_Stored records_
········

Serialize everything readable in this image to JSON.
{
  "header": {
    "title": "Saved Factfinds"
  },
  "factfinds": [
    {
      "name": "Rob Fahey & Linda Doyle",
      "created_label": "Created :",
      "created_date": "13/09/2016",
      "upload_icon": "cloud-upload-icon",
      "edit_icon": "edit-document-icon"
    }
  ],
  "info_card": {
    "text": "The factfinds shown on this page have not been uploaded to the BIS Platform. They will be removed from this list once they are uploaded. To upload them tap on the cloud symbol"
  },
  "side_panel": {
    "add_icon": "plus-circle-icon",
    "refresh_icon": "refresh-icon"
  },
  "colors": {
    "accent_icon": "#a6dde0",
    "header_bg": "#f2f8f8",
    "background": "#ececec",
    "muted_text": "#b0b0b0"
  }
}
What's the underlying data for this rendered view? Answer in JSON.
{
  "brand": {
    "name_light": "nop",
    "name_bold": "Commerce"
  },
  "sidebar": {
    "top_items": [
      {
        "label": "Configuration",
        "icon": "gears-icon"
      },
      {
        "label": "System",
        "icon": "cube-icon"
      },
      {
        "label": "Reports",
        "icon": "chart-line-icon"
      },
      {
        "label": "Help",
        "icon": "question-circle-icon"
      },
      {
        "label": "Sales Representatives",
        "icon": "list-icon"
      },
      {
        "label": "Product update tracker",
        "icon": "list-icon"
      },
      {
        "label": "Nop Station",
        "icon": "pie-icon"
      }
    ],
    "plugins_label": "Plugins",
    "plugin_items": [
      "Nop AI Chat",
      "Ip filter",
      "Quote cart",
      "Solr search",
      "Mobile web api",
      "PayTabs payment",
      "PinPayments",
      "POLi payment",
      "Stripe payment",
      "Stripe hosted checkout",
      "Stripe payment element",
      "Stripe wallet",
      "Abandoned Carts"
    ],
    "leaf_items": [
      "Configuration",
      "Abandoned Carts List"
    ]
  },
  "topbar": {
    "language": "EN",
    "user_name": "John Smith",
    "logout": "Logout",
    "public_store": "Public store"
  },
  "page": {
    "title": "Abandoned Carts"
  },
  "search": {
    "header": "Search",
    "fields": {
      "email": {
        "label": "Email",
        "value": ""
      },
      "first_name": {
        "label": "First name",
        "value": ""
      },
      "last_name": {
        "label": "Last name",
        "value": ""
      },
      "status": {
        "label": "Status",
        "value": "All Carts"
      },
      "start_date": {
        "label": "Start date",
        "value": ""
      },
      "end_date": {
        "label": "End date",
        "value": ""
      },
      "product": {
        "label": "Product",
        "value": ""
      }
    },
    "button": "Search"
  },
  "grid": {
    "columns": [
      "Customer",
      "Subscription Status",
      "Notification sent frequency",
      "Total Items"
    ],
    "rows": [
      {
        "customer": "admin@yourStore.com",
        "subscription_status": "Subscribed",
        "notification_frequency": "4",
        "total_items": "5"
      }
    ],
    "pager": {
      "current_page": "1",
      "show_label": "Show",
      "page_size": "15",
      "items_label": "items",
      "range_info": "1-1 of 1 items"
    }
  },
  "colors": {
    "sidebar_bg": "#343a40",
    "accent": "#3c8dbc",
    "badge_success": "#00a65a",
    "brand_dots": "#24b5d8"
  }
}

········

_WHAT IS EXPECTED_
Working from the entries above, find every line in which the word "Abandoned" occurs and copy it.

_COMPLETED EXERCISE_
      "Abandoned Carts"
      "Abandoned Carts List"
    "title": "Abandoned Carts"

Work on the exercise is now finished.